Regulatory T Cells
For many years, different laboratories — usually using different protocols — have found evidence of lymphocytes that suppress immune responses: antibody-mediated and/or cell-mediated. But these cells have been difficult to study, primarily because of the difficulty is isolating clones; that is, populations descended from a single cell.
Originally called suppressor T cells (Ts cells), the most promising recent candidates are now called regulatory T cells (Treg).
Most CD4+ T cells belong to one or another of the helper T cell subsets [Link to discussion]. However ~10% of them do not. These so-called T-regulatory (Treg) cells
- express a transmembrane protein (called CD25) that is the alpha chain of the receptor for interleukin-2 (IL-2);
- express a transcription factor called Foxp3 that alters the expression of many genes — enhancing some; suppressing others;
- express a cell-surface protein designated CTLA-4 ("cytotoxic T-lymphocyte-associated antigen 4").
- Like other T cells, they also express the alpha-beta T-cell receptor for antigen (αβ TCR) and can only be activated if
- However, if activated, they begin to secrete large amounts of interleukin 10 (IL-10) and TGF-β.
- These lymphokines are powerful immunosuppressants and may be one of the mechanisms by which Treg cells inhibit
- Treg cells may also kill the various kinds of effector T cells by binding to them and secreting granzymes and perforins.
- But perhaps the most important suppressor mechanism is the effect of Treg cells on antigen-presenting cells (APCs) like dendritic cells. The CTLA-4 molecules on Treg cells bind tightly to the B7 molecules on the APCs, strip them off the APC, engulf them by endocytosis and destroy them.

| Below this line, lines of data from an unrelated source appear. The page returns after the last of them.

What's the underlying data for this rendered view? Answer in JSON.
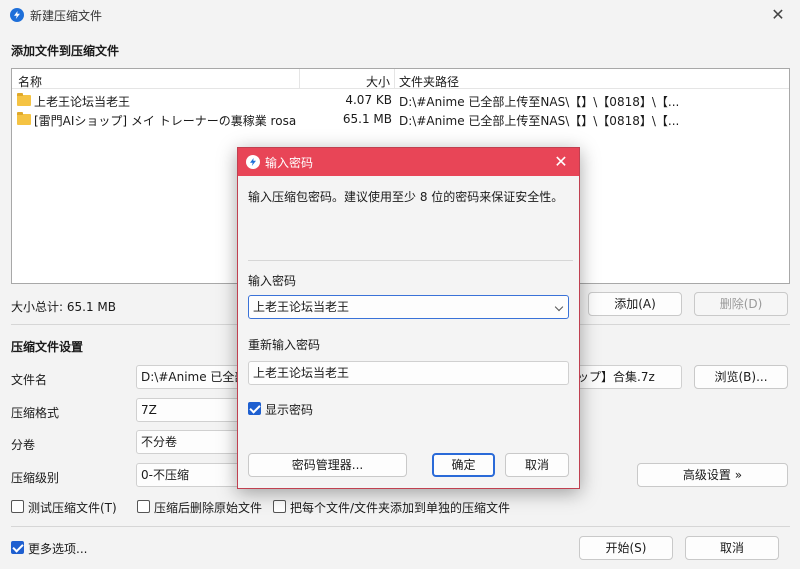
{
  "window": {
    "title": "新建压缩文件",
    "close": "✕"
  },
  "add_section": {
    "heading": "添加文件到压缩文件",
    "columns": {
      "name": "名称",
      "size": "大小",
      "path": "文件夹路径"
    },
    "rows": [
      {
        "name": "上老王论坛当老王",
        "size": "4.07 KB",
        "path": "D:\\#Anime 已全部上传至NAS\\【】\\【0818】\\【..."
      },
      {
        "name": "[雷門AIショップ] メイ トレーナーの裏稼業 rosa (...",
        "size": "65.1 MB",
        "path": "D:\\#Anime 已全部上传至NAS\\【】\\【0818】\\【..."
      }
    ],
    "total": "大小总计: 65.1 MB",
    "add_btn": "添加(A)",
    "delete_btn": "删除(D)"
  },
  "settings": {
    "heading": "压缩文件设置",
    "filename_label": "文件名",
    "filename_value": "D:\\#Anime 已全部",
    "filename_tail": "ップ】合集.7z",
    "browse_btn": "浏览(B)...",
    "format_label": "压缩格式",
    "format_value": "7Z",
    "split_label": "分卷",
    "split_value": "不分卷",
    "level_label": "压缩级别",
    "level_value": "0-不压缩",
    "advanced_btn": "高级设置 »",
    "opt_test": "测试压缩文件(T)",
    "opt_delete": "压缩后删除原始文件",
    "opt_each": "把每个文件/文件夹添加到单独的压缩文件",
    "more_options": "更多选项...",
    "start_btn": "开始(S)",
    "cancel_btn": "取消"
  },
  "dialog": {
    "title": "输入密码",
    "close": "✕",
    "hint": "输入压缩包密码。建议使用至少 8 位的密码来保证安全性。",
    "pwd_label": "输入密码",
    "pwd_value": "上老王论坛当老王",
    "repwd_label": "重新输入密码",
    "repwd_value": "上老王论坛当老王",
    "show_pwd": "显示密码",
    "manager_btn": "密码管理器...",
    "ok_btn": "确定",
    "cancel_btn": "取消"
  }
}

Having lost their B7 (CD80 and 86) molecules, the APCs can no longer present "signal 2" to activate effector T cells.
Treg cells respond to the presence of interleukin-2 (IL-2) by rapid proliferation [Link]. Because IL-2 is secreted by effector T cells, this provides a negative-feedback mechanism: inflammatory T-cell activity (e.g., by Th1 cells) is restrained by the resulting expansion of Treg cells.
There are two sources of Treg cells in the body:
- Some are generated in the thymus early in life. These are called thymic Treg cells, tTreg, (also natural Treg cells or nTreg);
- Others are generated in various tissues of the body throughout life. These are called peripheral Treg cells, pTreg, (also induced Treg cells or iTreg).
Many of the antigenic peptides recognized by the TCRs of tTreg cells are self-peptides and probably a major function of these cells is to inhibit other T cells from mounting an immune attack against self components; that is, to protect the body against autoimmunity.
This idea receives support from these observations:
- Destruction of their tTreg cell population causes mice to spontaneously develop a spectrum of autoimmune diseases.
- Nude mice (which have no T cells of their own — link to discussion) develop autoimmune disease if they are given CD4+ T cells that have been depleted of the CD25+ population; that is, lack Treg cells.
- Both humans and mice with disabling mutations in their genes encoding Foxp3 suffer devastating autoimmune disorders.
Autoimmunity is a failure of self tolerance. Link to a discussion of tolerance.
- On the other hand, mice deficient in Treg activity attack tumor cells far better than normal mice. [More]
Peripheral Treg cells develop from CD4+ T cells that, after binding antigen with their TCR, have been stimulated by TGF-β and retinoic acid [Link]. pTreg cells are abundant at mucosal surfaces that separate the external from the internal environment:
- Lungs. Here they are exposed to inhaled antigens and can dampen the response to potential allergens that could precipitate an attack of asthma.
- Intestine. Here they are exposed to ingested antigens and can make the animal tolerant to the many antigens that are part of its diet. It has long been known that eating antigenic material can induce a condition of "oral tolerance". pTreg cells secrete large amounts of IL-10 as well as of transforming growth factor-beta (TGF-β). Mice that cannot make enough IL-10 develop inflammation of the large intestine, and giving IL-10 to them cures it.
- Placenta. pTreg cells are abundant in the placenta and are one of several factors that suppress any attempt by the mother's immune system to reject her fetus (with its foreign histocompatibility antigens contributed by the father). [More]
Further research will be needed to sort out the relationships between these and other T cells that suppress immune responses. This work will be important because it could lead to improvements in
- suppressing the rejection of organ transplants;
- treating patients with autoimmune disorders like Type 1 diabetes mellitus;
- treating graft-versus-host disease (GVHD).
Clinical trials of Treg cells are underway for all these conditions.
14 May 2013